An Open Letter to the Graduating Class of Malibu High 2014

Dear Graduates,

This graduation is bittersweet for me, as Emily's father I have watched many of you grow up to become the fine young men and women you now are. I see you and wonder what she would be like and the adventures she would be on. Many of you were her friends, and many you have experienced the loss of a friend at a time you shouldn't have. Graduating middle school to high school made the transition sad -- the empty seat and missing your friend. Now four years later, allow me to share some thoughts and advice. This is not about Emily or sadness, but about life and opportunity.

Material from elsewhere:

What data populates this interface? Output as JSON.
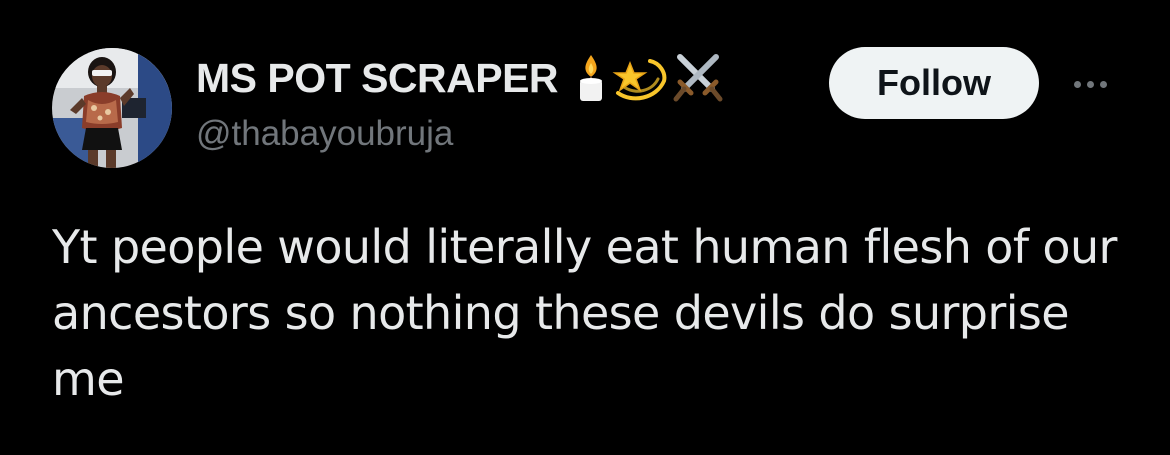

I wanted to address you directly, but thought in this day and age social media might be a better way to share my thoughts with you all. I hope you don't mind, but I really wanted to share.

Two very important life lessons that have stayed with me: Time is precious, and nothing is impossible. Never let anyone tell you you can't, because you can do anything you set your mind to -- anything.

I grew up in a small suburb of Montreal, and here I am many years later living in Malibu as a producer. No one taught me how to do this. When I was your age I wanted to do something in entertainment but had no frame of reference or know-how, and many people in my life told me I couldn't. I never listened. The journey is not easy, but if you want it you can do it.

Time: This is a recent lesson that I know you all understand. One moment you have someone, and you think it is forever; the next, without any reason, they are gone. Time wasted is never regained. Wasting time doesn't mean you have to be busy all the time, because time relaxing, playing or just staring out into space is not wasting time.

Taking people for granted, thinking I can do it tomorrow -- that is wasting time. My biggest regret is many times I put my work in front of spending time with my children, because I always figured there would be tomorrow. I was mistaken, and I have learned my lesson, a little late but nonetheless I get it.

Our children, you who are graduating are what is important, nothing else. One day you too will have children, and all a child needs is love and attention -- everything else doesn't matter.

I know we need to work and support our families, but there can be balance. I was an involved dad and still am, but I missed out a lot because at times I chose to work, thinking that I would absolutely make a difference and that whatever I was working on couldn't wait till tomorrow. Well sometimes it couldn't, but most of the time it could and the problem, situation or job will be there tomorrow and you would have eked out a few more precious moments with the most important people in your life, your children.

Don't be afraid, pursue your dreams, your desires, and let your imagination guide you. So many people settle and don't do what they want. I have always said, "Be sad it's Friday night and excited when it's Sunday night, because to live any other way is not right." Passion is everything, to live for two days out of seven, is wrong. Dream.

Pick a job if you can that is your life and not your work. It is part of you; it helps define you. I know this is not always possible or realistic, but if you can you will be a happier person for it. Don't be afraid to fail, as long as you learn from your mistake and don't keep repeating it. Failing is a lesson, you tried, and it didn't work, brush yourself off and try again.

To be miserable in your job everyday will kill your spirit and joy if you do it for money and not passion. Money may never come. Money makes the world go round: we need it to survive, but not at the cost of a good spirit, a great soul and happiness in our lives. Love what you do and money will find its way to you.

Travel when you are young so that you can understand the world around you better. Life is interesting, and you are growing up in a dynamic time, and you can learn a lot taking yourself outside of your comfort zone -- seeing how others live so that you can better understand your world around you when you get home.

Think of others, help others, be kind. Shouting never solved anything. "Pass it forward." A gift unexpected will make you feel better than the person receiving it, trust me I know.

We started our foundation the day Emily died. It just came to us, and it is a great gift. I knew nothing of this world of helping others. I was always concerned about others but was too involved in my own life to do anything about it. Then we decided we had to do something so Emily would never be forgotten. You, her class, carry her memory into the world. You can make a difference for your friend who can't. Share, be kind and think of Emily and what she might have done if she had a chance because you can. One person can make a difference.

Finally love... love what you do, love who you are and never tell anyone you love him or her if you don't mean it. Love is the currency of life -- find it, cherish it and most of all share it.

I wish you all success, joy, happiness, peace and tons of love. Go out and conquer the world, and let me know about it, as I will be cheering you on.

Emily's Dad